The growing use of faxes has prompted the company to study the business models and potential impact of digital files, the research said.
CitiGroup, which conducts research on consumer behavior and trends, said it was the first to provide such data on consumer financial records.
It found that the average customer uses more than one kind of financial record to get financial and health information, and that the volume of financial records used has increased to about 10 percent from 6 percent in the previous two years.
Financial firms, which rely on faxes for most of their business, are increasingly using Internet-to -fax (I-Flex) services, including Google’s G Suite, which offers financial records and accounts management software, as well as other financial tools.
The research found that digital files were used more by consumers than physical documents, but it did not have data on how often digital files are used or by what purpose.
It was the third study conducted by Citi in the past few months that has found that people are using digital files to get and store financial and other records, including medical and health records, the firm said.
Its latest study examined whether fax and Internet file use was increasing across the United States.
It surveyed 1,000 consumers in the U.S. in late July and early August and found that 25 percent of consumers used a digital file to get a financial record, compared with 11 percent of the same survey conducted last year.
It also found that 28 percent of households had digital files for health care.
The most common reason for using a digital document to get health or financial records was to pay for the cost of getting information about a medical condition or illness, it said.
The study also found consumers were increasingly using digital documents to store personal information, such as bank and credit card information.
The trend of people turning to digital files is driven by the rise in mobile phones, the number of smartphones and tablets, the ease of accessing information online and the rapid growth of cloud-based applications, Citi said.

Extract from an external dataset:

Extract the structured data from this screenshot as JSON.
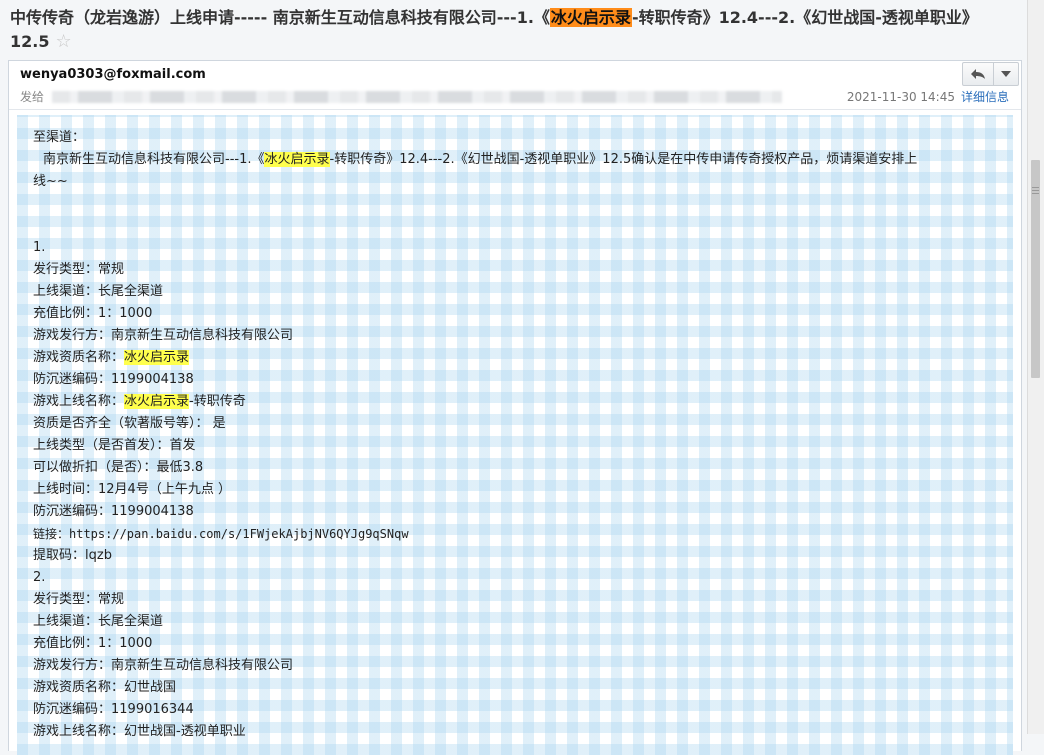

“Financial institutions are investing more in digital files as their digital record storage and management capabilities are becoming more powerful, with more people accessing them as a way to store financial information, including health information and financial transactions,” Citi’s director of research, Jennifer O’Neill, said in a statement.

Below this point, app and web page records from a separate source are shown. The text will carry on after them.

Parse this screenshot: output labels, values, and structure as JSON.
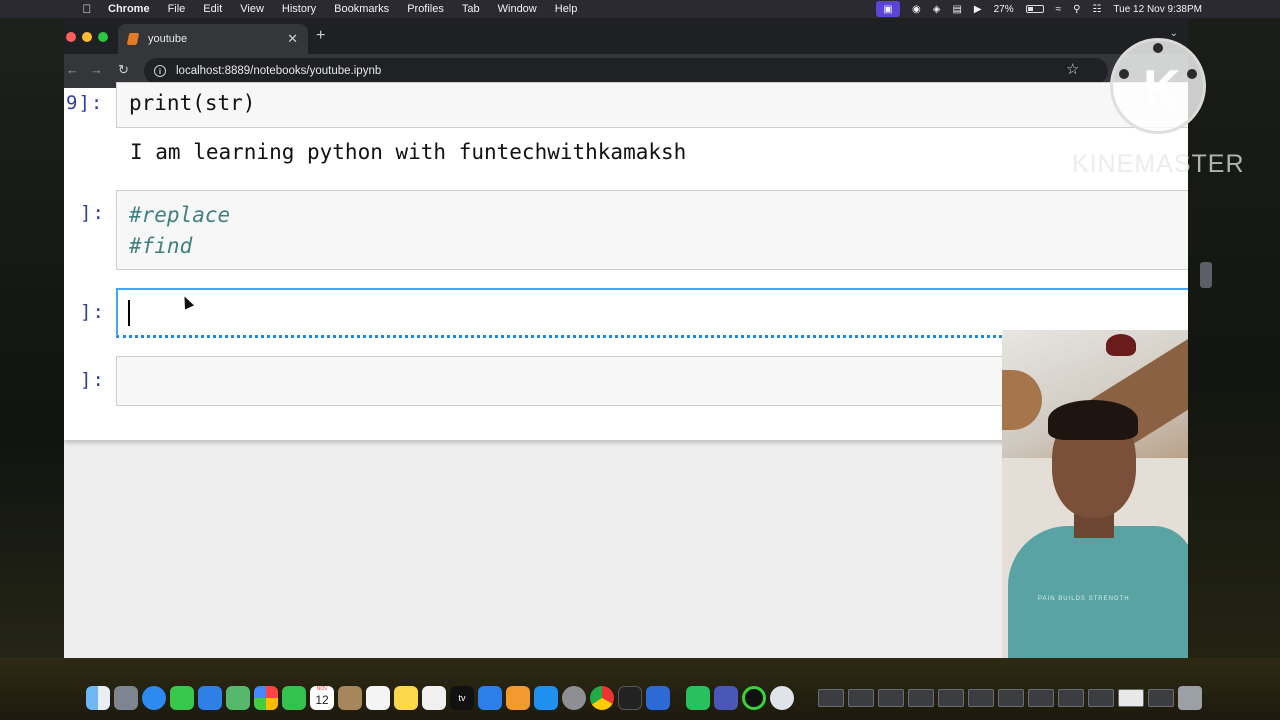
{
  "menubar": {
    "app_name": "Chrome",
    "menus": [
      "File",
      "Edit",
      "View",
      "History",
      "Bookmarks",
      "Profiles",
      "Tab",
      "Window",
      "Help"
    ],
    "battery_percent": "27%",
    "datetime": "Tue 12 Nov  9:38PM"
  },
  "browser": {
    "tab_title": "youtube",
    "url": "localhost:8889/notebooks/youtube.ipynb",
    "colors": {
      "tab_bg": "#35363a",
      "strip_bg": "#1f2023",
      "close": "#ff5f57",
      "min": "#febc2e",
      "max": "#28c840"
    }
  },
  "notebook": {
    "cells": [
      {
        "prompt": "9]:",
        "code": "print(str)",
        "output": "I am learning python with funtechwithkamaksh"
      },
      {
        "prompt": "]:",
        "code_lines": [
          "#replace",
          "#find"
        ]
      },
      {
        "prompt": "]:",
        "code": "",
        "active": true
      },
      {
        "prompt": "]:",
        "code": ""
      }
    ],
    "colors": {
      "prompt": "#303f9f",
      "comment": "#408080",
      "active_border": "#42a5f5"
    }
  },
  "watermark": {
    "text": "KINEMASTER"
  },
  "webcam": {
    "shirt_text": "PAIN  BUILDS  STRENGTH"
  },
  "dock": {
    "icons": [
      "finder-icon",
      "launchpad-icon",
      "safari-icon",
      "messages-icon",
      "mail-icon",
      "maps-icon",
      "photos-icon",
      "facetime-icon",
      "calendar-icon",
      "contacts-icon",
      "reminders-icon",
      "notes-icon",
      "freeform-icon",
      "tv-icon",
      "keynote-icon",
      "pages-icon",
      "app-store-icon",
      "system-settings-icon",
      "chrome-icon",
      "terminal-icon",
      "screen-sharing-icon",
      "whatsapp-icon",
      "vpn-icon",
      "activity-icon",
      "quicktime-icon"
    ],
    "calendar_day": "12",
    "calendar_month": "NOV",
    "tv_label": "tv"
  }
}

The rapid growth in file-based technology is “increasingly affecting how we interact with our financial records,” she added.

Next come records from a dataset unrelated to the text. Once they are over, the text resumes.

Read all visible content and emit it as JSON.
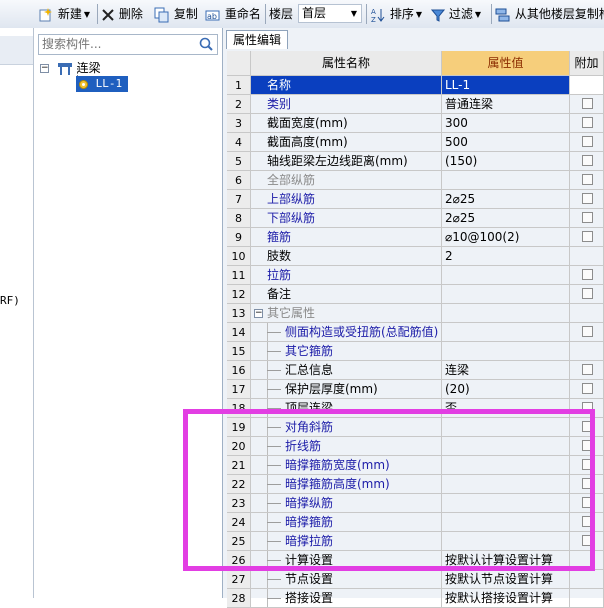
{
  "toolbar": {
    "new_label": "新建",
    "delete_label": "删除",
    "copy_label": "复制",
    "rename_label": "重命名",
    "floor_label": "楼层",
    "floor_value": "首层",
    "sort_label": "排序",
    "filter_label": "过滤",
    "copy_from_floor_label": "从其他楼层复制构"
  },
  "left_strip": {
    "partial_text": "RF)"
  },
  "tree": {
    "search_placeholder": "搜索构件...",
    "root_label": "连梁",
    "child_label": "LL-1"
  },
  "properties": {
    "tab_label": "属性编辑",
    "headers": {
      "name": "属性名称",
      "value": "属性值",
      "extra": "附加"
    },
    "rows": [
      {
        "num": "1",
        "name": "名称",
        "value": "LL-1",
        "checkbox": false
      },
      {
        "num": "2",
        "name": "类别",
        "value": "普通连梁",
        "checkbox": true
      },
      {
        "num": "3",
        "name": "截面宽度(mm)",
        "value": "300",
        "checkbox": true
      },
      {
        "num": "4",
        "name": "截面高度(mm)",
        "value": "500",
        "checkbox": true
      },
      {
        "num": "5",
        "name": "轴线距梁左边线距离(mm)",
        "value": "(150)",
        "checkbox": true
      },
      {
        "num": "6",
        "name": "全部纵筋",
        "value": "",
        "checkbox": true
      },
      {
        "num": "7",
        "name": "上部纵筋",
        "value": "2⌀25",
        "checkbox": true
      },
      {
        "num": "8",
        "name": "下部纵筋",
        "value": "2⌀25",
        "checkbox": true
      },
      {
        "num": "9",
        "name": "箍筋",
        "value": "⌀10@100(2)",
        "checkbox": true
      },
      {
        "num": "10",
        "name": "肢数",
        "value": "2",
        "checkbox": false
      },
      {
        "num": "11",
        "name": "拉筋",
        "value": "",
        "checkbox": true
      },
      {
        "num": "12",
        "name": "备注",
        "value": "",
        "checkbox": true
      },
      {
        "num": "13",
        "name": "其它属性",
        "value": "",
        "checkbox": false
      },
      {
        "num": "14",
        "name": "侧面构造或受扭筋(总配筋值)",
        "value": "",
        "checkbox": true
      },
      {
        "num": "15",
        "name": "其它箍筋",
        "value": "",
        "checkbox": false
      },
      {
        "num": "16",
        "name": "汇总信息",
        "value": "连梁",
        "checkbox": true
      },
      {
        "num": "17",
        "name": "保护层厚度(mm)",
        "value": "(20)",
        "checkbox": true
      },
      {
        "num": "18",
        "name": "顶层连梁",
        "value": "否",
        "checkbox": true
      },
      {
        "num": "19",
        "name": "对角斜筋",
        "value": "",
        "checkbox": true
      },
      {
        "num": "20",
        "name": "折线筋",
        "value": "",
        "checkbox": true
      },
      {
        "num": "21",
        "name": "暗撑箍筋宽度(mm)",
        "value": "",
        "checkbox": true
      },
      {
        "num": "22",
        "name": "暗撑箍筋高度(mm)",
        "value": "",
        "checkbox": true
      },
      {
        "num": "23",
        "name": "暗撑纵筋",
        "value": "",
        "checkbox": true
      },
      {
        "num": "24",
        "name": "暗撑箍筋",
        "value": "",
        "checkbox": true
      },
      {
        "num": "25",
        "name": "暗撑拉筋",
        "value": "",
        "checkbox": true
      },
      {
        "num": "26",
        "name": "计算设置",
        "value": "按默认计算设置计算",
        "checkbox": false
      },
      {
        "num": "27",
        "name": "节点设置",
        "value": "按默认节点设置计算",
        "checkbox": false
      },
      {
        "num": "28",
        "name": "搭接设置",
        "value": "按默认搭接设置计算",
        "checkbox": false
      }
    ]
  },
  "colors": {
    "header_value_bg": "#f6ce7b",
    "selection": "#0a3fbf",
    "highlight_box": "#e23ee3",
    "link_text": "#1c1ca8"
  }
}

“The number of financial information transactions is expected to double by 2030, and the growth of digital file sharing has increased exponentially.”
The Citi study did not say how much digital files account for consumer financial transactions, or how many people are currently using them to get these records.
Digital files can store information such as addresses, Social Security numbers, birth dates, drivers licenses, addresses of employers and other personal information and can be shared with other users.
Financial services firms have been struggling to cope with the loss of traditional paper records, which have been replaced by electronic ones and the advent of cloud computing.
The Citalogica data center in Atlanta, Georgia, is seen in this January 26, 2017 file photo.
Citalogia, a data storage company, has been a major player in the financial services industry, and its data center is seen on a screen in this April 15, 2017, file photo in Atlanta.
Its financial records, many of which have become available on the Internet, are being digitized to improve accuracy and security.
Financial firm Equifax said in July that it plans to eliminate paper records for business purposes by 2020.
In May, U.K.-based data service provider EY said it planned to eliminate financial information from its platform by 2019.
(Reporting by Eric Tucker; Editing by Lisa Shumaker)